One aspect of the demand that HE children are interviewed regularly by a state employee, (which many parents are extremely wary of) is that these intrusive encounters will be conducted far too often and with a complete lack of empathy for the child and their family. Further, the hostile environment which has resulted in EHE being seen by many professionals as a “safeguarding risk” makes it essential that such interviews should probably be conducted under caution, making sure the child is aware that anything they say could be noted and used against their parents!
Of further concern is the fact that civil servants are now trained in a tick-box approach to everything. It is easy therefore to envisage a LA “inspector” of HE arriving with a clipboard and set questions to ask each and every child, in order to satisfy their managers that they were doing their job properly.

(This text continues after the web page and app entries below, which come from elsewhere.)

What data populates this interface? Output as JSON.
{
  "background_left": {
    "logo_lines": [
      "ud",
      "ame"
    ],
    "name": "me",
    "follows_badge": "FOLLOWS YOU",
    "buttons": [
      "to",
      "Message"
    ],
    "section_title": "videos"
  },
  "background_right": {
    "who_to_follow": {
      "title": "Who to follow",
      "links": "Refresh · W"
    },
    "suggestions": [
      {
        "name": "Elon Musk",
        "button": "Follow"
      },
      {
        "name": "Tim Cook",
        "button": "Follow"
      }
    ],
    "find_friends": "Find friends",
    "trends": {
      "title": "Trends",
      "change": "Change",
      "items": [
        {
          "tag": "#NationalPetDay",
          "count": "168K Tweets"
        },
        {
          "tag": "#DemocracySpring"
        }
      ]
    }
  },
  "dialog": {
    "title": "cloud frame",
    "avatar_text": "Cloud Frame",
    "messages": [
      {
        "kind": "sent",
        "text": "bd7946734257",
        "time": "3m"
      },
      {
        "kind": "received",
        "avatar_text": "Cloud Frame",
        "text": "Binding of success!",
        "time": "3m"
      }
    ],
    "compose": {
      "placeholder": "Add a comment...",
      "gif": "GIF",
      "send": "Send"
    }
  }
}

But such an approach would be a travesty, because in order to hear a person’s voice, no matter what age they are, one has to make time to listen to them and allow them to express themselves in their own words. Firing a list of pre-set questions at a child actually prevents their voice from being heard! Instead the responses will be nothing more than an echo of the interviewer’s own voice, or that of their superiors.
Above all other civil servants, Children’s Commissioners are charged with taking children’s views and interests into account, and representing them to policymakers. The Big Ask however seems to fall short on the listening aspect of this mandate, which seems to be the most significant thing about its name. It would have been far better if de Souza had decided to make this exercise the Big Listen rather than the Big Ask.
How much more helpful if she could have given young people free space to answer more general questions, instead of limiting them to ticking boxes on a computer screen. The way this survey has been structured indicates that the majority of responses will be simply processed as data, and every child’s efforts merged into an amorphous cloud of percentages. Consequently their individual voices will remain unheard. Even the “open question” in each of the older three age groups is narrowly worded and limits the children’s ability to speak about wider matters.
What can I do?
In pointing out some of the weaknesses of this children’s survey – and there are others – we are not saying that home educated children should not participate in it. However we wish to encourage them and their parents to approach it wisely. Here therefore are our suggestions:
First, that they look at the questions in advance and make up their minds if they feel taking part would be worth their time and effort.
Secondly, Education Otherwise reported that the young people who participated in the focus group had “challenged the Commissioner to do better.” Certainly her predecessor Anne Longfield was very negative about home education, and it is hoped that there will be a change of culture in the Children’s Commissioner’s Office following her departure. If any HE young person in England feels strongly about their own lives or other matters such as the negative national narrative concerning their educational experience and wishes to make their thoughts known to Rachel de Souza, they don’t have use the Big Ask to write to her – but it does provide a reason for doing so.
If young people wish to write to their Children’s Commissioner as part of the Big Ask, they should use The Big Ask email address.
Those who wish to write to her outside of this survey may find this a better email address to use.